In such communication, higher-income, higher-education folk who know whom to call tend to get better hearings than do poorer, less-well-informed citizens who don’t know how to work the system. So the relatively well-off may get their detours lifted faster than the poor. This was evident in the construction a local light-rail line, when some property owners with political clout apparently got faster relief from construction problems than others.
The broader problem, however, remains that there is no accurate system in which the external costs of construction are quantified and included as true economic costs in project planning.
A further practical complication is that, while residents object to infrastructure construction disrupting their lives and imposing costs, as voters, they are loathe to support levels of taxation high enough to pay the cash costs that would be needed to reduce the duration of closings.
If there already are more needed infrastructure projects pending than tax dollars to accomplish them all, government officials are not going to further limit total work accomplished by spending large amounts to speed construction and reduce delays for citizens. If explicit taxes don’t raise enough money to do the job, then impose the implicit taxes of time- and gas-consuming detours or lane closures.
Something similar occurs with inadequate maintenance of roads. Bad pavement and inadequate capacity also impose external costs on society in the form of damaged tires and suspensions and hours spent creeping along in stop-and-go commutes. The direct dollar cost to taxpayers is lower, but the explicit and implicit external costs to drivers is higher.
We commonly complain about bad roads, and over my lifetime, at least, Minnesota has lost the road capacity and quality edge it once had over some neighboring states like Iowa. But we are better off than some other states and most other countries.
If you don’t think your own state or local transportation or highway department is effective, go to Pakistan, Paraguay or any other poor country.
Some years ago, I worked on a development project in Peru that required frequent drives on the Carretera Central up the intermountain valley from La Oroya, elevation 12,300 feet, to Cerro de Pasco, elevation 14,300. With 365 freeze-thaw cycles a year, it is hard to maintain any road, paved or not. Yet much fruit and other produce from the eastern slope of the Andes must get to Lima.
One heavy truck follows another, dodging mammoth potholes. And every village has signs for muelleros, or spring repairers. Forge welding and then re-heat-treating rear springs from huge Volvo trucks requires a level of blacksmithing skill that awes me. But literally dozens of such craftsmen make their living repairing the damage caused by only 85 miles of bad road.

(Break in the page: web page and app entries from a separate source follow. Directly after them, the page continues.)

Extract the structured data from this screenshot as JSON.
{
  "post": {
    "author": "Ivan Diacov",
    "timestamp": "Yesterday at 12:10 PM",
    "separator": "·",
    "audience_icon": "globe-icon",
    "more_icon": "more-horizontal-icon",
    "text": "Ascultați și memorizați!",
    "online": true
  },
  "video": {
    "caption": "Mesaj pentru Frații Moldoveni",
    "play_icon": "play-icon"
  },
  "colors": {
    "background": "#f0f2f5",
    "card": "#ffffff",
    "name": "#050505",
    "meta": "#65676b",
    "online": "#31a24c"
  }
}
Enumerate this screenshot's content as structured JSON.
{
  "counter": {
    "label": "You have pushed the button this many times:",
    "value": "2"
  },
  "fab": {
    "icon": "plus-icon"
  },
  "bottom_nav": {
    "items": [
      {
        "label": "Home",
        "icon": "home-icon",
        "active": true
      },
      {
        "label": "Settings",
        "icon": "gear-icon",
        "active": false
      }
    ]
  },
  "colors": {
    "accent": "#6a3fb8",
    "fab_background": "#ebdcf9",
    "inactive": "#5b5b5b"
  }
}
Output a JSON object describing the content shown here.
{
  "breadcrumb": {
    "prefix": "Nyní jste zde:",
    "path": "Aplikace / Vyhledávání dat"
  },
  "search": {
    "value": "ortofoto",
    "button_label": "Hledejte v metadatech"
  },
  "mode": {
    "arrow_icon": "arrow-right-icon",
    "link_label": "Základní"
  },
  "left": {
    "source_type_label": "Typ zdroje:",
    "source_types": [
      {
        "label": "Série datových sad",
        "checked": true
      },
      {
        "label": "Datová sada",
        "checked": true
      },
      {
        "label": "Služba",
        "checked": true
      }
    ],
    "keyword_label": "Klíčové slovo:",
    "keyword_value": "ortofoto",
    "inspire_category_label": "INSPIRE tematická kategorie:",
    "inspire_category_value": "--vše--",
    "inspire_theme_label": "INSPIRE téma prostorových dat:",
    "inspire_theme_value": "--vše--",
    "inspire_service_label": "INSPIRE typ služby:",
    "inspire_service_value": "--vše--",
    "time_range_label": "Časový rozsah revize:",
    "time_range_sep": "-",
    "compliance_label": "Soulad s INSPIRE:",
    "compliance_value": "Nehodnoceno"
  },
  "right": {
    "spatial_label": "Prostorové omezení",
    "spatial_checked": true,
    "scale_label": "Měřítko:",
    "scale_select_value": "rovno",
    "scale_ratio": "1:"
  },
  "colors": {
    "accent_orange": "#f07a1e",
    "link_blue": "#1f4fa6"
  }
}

Two Peruvian researchers, an economist and a civil engineer, estimated the external cost to the private sector of this bad stretch of road. Annually, it was about five times the cost of maintaining it with periodic passes of a road grader, the way any rural U.S. county would do with its graveled roads. But the political system did not function to rectify the problem. In Peru, as in many other places, there is greater political benefit from dedicating new projects than in maintaining existing ones.
There is no simple solution to the near-universal phenomenon of people paying in implicit taxes what they do not pay in explicit ones. Some countries and states have more effective politics and public administration. Switzerland’s is more effective than Romania’s, and Oregon’s is better than Alabama’s.
Public education helps. So do leaders with vision, like a great GOP governor of Minnesota 50 years ago or President Dwight Eisenhower at the national level. But external costs of inadequate infrastructure, or of its ill-planned revamping, will always be with us at some level.
Economist and writer Edward Lotterman can be reached at email@example.com